Credit the Legislature’s Republican-controlled budget committee for keeping two vital road projects on pace in south-central Wisconsin: the reconstruction of Highway 151 (Verona Road) south of Madison’s Beltline, and the expansion of Interstate 39-90 from Madison to Beloit.
Unfortunately, top GOP lawmakers agreed to borrow more than $400 million over the next two years to help make that happen. And they cut $79 million for state highway rehabilitation while delaying some big projects in southeastern Wisconsin.
Overall, the state’s road system — already one of the worst in the nation — is expected to further deteriorate under this state budget, according to state Department of Transportation predictions last year that were based on status quo funding.
Gov. Scott Walker is the main impediment to better roads. He has refused to raise the state gas tax or vehicle registration fee, even though they’ve been flat for the last decade. He also has ignored suggestions from his own DOT for modernizing the state’s revenue stream to reflect changing technology.
The closest the budget committee came last week to trying to fix an ongoing funding gap between transportation needs and stalled revenue is a $2.5 million study of open-road tolling on major highways, and higher fees on hybrid and electric vehicles.
Tolling the interstates could bring in tens of billions of dollars over time for better roads, with more money coming from Illinois tourists and over-the-road trucks.
But for the next two years, Republican lawmakers are planning — yet again, and largely at the governor’s direction — to punt the state’s transportation funding shortfall into the future.
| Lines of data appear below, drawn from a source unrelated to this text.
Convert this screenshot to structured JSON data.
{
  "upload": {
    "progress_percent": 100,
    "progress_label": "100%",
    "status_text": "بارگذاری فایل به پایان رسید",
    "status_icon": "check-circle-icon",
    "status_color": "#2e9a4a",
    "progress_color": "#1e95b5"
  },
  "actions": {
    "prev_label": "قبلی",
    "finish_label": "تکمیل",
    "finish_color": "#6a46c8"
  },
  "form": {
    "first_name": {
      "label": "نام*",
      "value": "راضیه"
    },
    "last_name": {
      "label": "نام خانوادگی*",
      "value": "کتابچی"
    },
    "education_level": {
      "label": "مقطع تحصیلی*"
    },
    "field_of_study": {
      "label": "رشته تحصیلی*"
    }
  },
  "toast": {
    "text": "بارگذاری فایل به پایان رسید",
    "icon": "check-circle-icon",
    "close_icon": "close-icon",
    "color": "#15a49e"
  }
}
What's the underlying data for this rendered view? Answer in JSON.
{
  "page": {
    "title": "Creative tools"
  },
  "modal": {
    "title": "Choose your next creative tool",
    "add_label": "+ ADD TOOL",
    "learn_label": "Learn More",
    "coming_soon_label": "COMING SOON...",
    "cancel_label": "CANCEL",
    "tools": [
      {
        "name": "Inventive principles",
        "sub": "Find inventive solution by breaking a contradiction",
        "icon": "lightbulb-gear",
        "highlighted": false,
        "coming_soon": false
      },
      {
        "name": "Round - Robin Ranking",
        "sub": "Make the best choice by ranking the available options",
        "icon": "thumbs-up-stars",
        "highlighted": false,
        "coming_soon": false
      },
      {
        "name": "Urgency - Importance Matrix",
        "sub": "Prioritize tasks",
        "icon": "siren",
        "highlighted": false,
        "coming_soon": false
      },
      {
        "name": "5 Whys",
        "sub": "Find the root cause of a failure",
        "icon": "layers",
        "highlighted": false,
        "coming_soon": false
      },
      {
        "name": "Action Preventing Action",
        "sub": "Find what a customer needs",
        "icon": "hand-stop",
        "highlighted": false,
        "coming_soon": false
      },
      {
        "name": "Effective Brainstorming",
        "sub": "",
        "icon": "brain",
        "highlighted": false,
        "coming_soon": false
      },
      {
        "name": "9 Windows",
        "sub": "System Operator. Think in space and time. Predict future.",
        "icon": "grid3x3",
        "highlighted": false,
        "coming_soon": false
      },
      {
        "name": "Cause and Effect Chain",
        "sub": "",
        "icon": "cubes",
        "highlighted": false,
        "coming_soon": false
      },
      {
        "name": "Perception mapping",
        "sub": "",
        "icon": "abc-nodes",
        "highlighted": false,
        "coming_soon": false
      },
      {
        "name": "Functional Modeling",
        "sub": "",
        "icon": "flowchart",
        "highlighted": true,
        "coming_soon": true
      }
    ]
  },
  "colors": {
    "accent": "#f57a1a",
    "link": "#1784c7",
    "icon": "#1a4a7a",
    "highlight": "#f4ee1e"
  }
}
Attracting lots of attention is a higher state fee on hybrid and electric vehicles. Republicans on the budget committee voted last week to double the state charge on hybrid vehicles from $75 to $150, and to increase the fee on electric vehicles from $75 to $175. The state fee for cars that run solely on gasoline would stay at $75.
The higher fees on battery-powered vehicles, which run partly or entirely on electricity, would bring in just $8.4 million over 18 months, under the budget committee’s plan. The new revenue would come from a few thousand electric vehicles and about 70,000 hybrids that tend to be more popular in urban counties.
Some critics say the new fee is targeted at liberal Madison and Milwaukee, where hybrid and electric vehicles are popular. But the county with the third highest concentration of such cars is conservative Waukesha County.
Moreover, the DOT projects that, over the next decade, the number of electric vehicles will increase to 200,000, while hybrids will jump to 140,000. That would bring in more than $30 million a year from the higher fees, but it also would further erode state gas tax revenue.
So overall, the Republican-run Legislature hasn’t come close to fixing its chronic road funding problem. The governor has decided the political advantage of saying “no” to any new taxes or fees affecting most drivers is better than properly maintaining a modern road system for our economy.
The transportation budget heading to the governor’s desk once again dodges fiscal responsibility in favor of political expediency.